┌─ DATA SECTION

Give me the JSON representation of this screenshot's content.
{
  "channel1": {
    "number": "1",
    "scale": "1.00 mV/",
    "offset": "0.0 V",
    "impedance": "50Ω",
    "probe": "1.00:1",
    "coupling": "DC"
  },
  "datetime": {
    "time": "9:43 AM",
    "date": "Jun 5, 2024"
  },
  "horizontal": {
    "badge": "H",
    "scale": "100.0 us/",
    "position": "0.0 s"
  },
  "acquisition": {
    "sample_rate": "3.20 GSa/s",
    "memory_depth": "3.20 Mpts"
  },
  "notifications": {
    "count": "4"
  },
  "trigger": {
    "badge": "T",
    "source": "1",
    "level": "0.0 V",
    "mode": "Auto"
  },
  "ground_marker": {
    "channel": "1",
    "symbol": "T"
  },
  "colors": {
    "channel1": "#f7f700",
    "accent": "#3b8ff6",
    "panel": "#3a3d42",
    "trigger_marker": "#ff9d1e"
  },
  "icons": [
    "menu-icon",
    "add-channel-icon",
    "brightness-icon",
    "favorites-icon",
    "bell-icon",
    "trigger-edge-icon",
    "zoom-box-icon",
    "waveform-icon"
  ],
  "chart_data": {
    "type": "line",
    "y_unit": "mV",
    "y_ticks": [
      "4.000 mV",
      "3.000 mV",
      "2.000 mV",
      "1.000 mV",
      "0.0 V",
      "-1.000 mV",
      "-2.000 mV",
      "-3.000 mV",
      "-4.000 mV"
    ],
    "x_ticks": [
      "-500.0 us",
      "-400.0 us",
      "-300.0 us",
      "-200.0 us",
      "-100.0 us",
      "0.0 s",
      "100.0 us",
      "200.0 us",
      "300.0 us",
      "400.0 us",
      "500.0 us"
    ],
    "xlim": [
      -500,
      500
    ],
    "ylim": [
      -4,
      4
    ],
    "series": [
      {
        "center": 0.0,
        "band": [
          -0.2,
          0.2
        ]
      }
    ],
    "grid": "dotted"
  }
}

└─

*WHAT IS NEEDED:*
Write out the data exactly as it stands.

*COMPLETED EXERCISE:*
Give me the JSON representation of this screenshot's content.
{
  "channel1": {
    "number": "1",
    "scale": "1.00 mV/",
    "offset": "0.0 V",
    "impedance": "50Ω",
    "probe": "1.00:1",
    "coupling": "DC"
  },
  "datetime": {
    "time": "9:43 AM",
    "date": "Jun 5, 2024"
  },
  "horizontal": {
    "badge": "H",
    "scale": "100.0 us/",
    "position": "0.0 s"
  },
  "acquisition": {
    "sample_rate": "3.20 GSa/s",
    "memory_depth": "3.20 Mpts"
  },
  "notifications": {
    "count": "4"
  },
  "trigger": {
    "badge": "T",
    "source": "1",
    "level": "0.0 V",
    "mode": "Auto"
  },
  "ground_marker": {
    "channel": "1",
    "symbol": "T"
  },
  "colors": {
    "channel1": "#f7f700",
    "accent": "#3b8ff6",
    "panel": "#3a3d42",
    "trigger_marker": "#ff9d1e"
  },
  "icons": [
    "menu-icon",
    "add-channel-icon",
    "brightness-icon",
    "favorites-icon",
    "bell-icon",
    "trigger-edge-icon",
    "zoom-box-icon",
    "waveform-icon"
  ],
  "chart_data": {
    "type": "line",
    "y_unit": "mV",
    "y_ticks": [
      "4.000 mV",
      "3.000 mV",
      "2.000 mV",
      "1.000 mV",
      "0.0 V",
      "-1.000 mV",
      "-2.000 mV",
      "-3.000 mV",
      "-4.000 mV"
    ],
    "x_ticks": [
      "-500.0 us",
      "-400.0 us",
      "-300.0 us",
      "-200.0 us",
      "-100.0 us",
      "0.0 s",
      "100.0 us",
      "200.0 us",
      "300.0 us",
      "400.0 us",
      "500.0 us"
    ],
    "xlim": [
      -500,
      500
    ],
    "ylim": [
      -4,
      4
    ],
    "series": [
      {
        "center": 0.0,
        "band": [
          -0.2,
          0.2
        ]
      }
    ],
    "grid": "dotted"
  }
}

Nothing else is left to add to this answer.